With that said, quads are certainly powerful and more prominent. The quadriceps action on the knee is therefore superior to that of the hamstrings. Developing these muscles will mean that you’ll run much better and avoid injuries.
Do the squats work the hamstrings, and when do they work the hamstrings?
What you may not know is that the hamstrings are mostly contracted during the squat. As you bend down, the hamstrings lengthen and contract during the up and down squat motion.
The motion makes your hamstrings stronger so that they become more toned and sculpted. From this observation, the squat gives more to your hamstrings, and your hamstring contributes less to the squat.
The dominant muscles during the squat
Most people look at the squat as a “quad-dominant” or “hip-dominant” exercise. However, that’s far from reality. The squat doesn’t exclusively work a particular muscle. There is a variation of squatting for those who want to target a specific muscle group.
The squat activates several muscles in the lower body. All of the muscles activated during the squat tend to extend to the knees and hips. When you squat, you stimulate the glutes, hamstrings, and quads. The quads shoulder the biggest responsibility during squats. It is therefore fair to say that the quads are dominant.
When it comes to core strength as well as strengthening the lower body, squats play an integral role. Squats help strengthen your quadriceps.
Quadriceps tend to be bigger and more reliable than your hamstrings. We are in no way discrediting the hamstring muscles, we are just highlighting why they are overrated.
What we can conclude from this is that your body first deploys a single-joint muscle. The two-joint muscles then follow suit.
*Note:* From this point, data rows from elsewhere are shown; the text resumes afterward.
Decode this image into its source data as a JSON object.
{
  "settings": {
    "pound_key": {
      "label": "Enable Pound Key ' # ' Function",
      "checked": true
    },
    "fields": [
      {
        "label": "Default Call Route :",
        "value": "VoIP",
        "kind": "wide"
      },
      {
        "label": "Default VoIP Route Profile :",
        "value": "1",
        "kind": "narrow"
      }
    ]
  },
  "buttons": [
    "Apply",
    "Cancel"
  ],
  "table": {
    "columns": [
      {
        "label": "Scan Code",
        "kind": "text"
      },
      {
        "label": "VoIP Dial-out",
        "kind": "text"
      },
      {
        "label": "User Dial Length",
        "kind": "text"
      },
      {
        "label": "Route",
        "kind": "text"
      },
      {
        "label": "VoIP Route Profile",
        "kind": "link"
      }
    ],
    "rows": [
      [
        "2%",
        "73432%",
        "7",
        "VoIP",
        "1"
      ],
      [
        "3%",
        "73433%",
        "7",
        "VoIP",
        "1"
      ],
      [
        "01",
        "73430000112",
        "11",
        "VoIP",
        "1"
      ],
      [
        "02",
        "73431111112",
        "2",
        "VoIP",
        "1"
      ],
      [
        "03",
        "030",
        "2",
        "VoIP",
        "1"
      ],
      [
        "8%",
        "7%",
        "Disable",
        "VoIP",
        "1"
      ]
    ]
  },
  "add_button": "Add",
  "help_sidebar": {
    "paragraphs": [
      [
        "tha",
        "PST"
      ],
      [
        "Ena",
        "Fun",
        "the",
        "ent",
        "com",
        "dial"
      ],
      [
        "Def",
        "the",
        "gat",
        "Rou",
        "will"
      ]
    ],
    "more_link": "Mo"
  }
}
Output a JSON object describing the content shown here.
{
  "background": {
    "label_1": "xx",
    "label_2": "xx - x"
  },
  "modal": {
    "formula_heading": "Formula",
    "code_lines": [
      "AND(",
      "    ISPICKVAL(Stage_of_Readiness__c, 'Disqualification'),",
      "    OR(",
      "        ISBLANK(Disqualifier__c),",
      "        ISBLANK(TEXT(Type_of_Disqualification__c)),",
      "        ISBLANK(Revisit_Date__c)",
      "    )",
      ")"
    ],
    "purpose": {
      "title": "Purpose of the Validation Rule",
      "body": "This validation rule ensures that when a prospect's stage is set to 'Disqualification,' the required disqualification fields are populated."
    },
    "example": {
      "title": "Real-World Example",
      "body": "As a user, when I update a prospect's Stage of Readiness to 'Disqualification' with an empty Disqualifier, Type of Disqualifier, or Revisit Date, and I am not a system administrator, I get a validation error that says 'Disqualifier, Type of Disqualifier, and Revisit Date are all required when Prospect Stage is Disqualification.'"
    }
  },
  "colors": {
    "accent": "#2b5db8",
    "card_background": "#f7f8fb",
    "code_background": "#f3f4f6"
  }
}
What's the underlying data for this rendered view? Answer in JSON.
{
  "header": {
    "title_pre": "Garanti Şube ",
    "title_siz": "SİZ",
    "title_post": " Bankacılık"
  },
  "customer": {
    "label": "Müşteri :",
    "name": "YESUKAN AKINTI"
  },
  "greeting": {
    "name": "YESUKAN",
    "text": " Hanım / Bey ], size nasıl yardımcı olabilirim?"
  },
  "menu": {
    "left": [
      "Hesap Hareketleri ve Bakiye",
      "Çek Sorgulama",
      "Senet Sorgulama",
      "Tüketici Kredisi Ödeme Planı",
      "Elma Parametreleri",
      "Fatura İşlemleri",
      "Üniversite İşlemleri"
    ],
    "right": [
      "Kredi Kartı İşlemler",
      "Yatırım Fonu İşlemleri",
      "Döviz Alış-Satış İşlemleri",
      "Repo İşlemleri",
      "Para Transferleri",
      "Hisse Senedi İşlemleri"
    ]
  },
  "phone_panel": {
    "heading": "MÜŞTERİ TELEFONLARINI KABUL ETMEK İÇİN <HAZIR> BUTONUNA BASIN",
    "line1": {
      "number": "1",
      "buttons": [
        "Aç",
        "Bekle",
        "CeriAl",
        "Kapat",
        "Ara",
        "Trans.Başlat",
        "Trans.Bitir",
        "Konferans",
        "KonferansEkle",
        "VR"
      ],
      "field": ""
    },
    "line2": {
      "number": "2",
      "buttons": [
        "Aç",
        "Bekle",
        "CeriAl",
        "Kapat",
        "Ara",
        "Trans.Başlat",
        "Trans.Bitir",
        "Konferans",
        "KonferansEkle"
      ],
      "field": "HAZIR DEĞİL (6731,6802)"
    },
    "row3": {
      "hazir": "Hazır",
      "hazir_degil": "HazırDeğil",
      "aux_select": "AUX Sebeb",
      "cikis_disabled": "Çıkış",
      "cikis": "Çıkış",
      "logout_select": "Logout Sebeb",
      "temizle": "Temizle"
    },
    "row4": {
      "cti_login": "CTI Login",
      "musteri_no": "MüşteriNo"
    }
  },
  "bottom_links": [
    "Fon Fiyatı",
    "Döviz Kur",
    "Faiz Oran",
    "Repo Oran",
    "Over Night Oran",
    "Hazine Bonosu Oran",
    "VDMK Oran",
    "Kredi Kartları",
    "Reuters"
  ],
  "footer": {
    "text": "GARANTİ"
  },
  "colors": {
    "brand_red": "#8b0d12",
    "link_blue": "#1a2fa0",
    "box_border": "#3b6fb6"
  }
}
This way, movements are incredibly efficient.
When you use your hamstrings more during squatting, you’ll undoubtedly hamper dynamic movement. Hamstrings are known to get in the way of squats, making the exercise less effective. Bear that in mind whenever you are doing squats.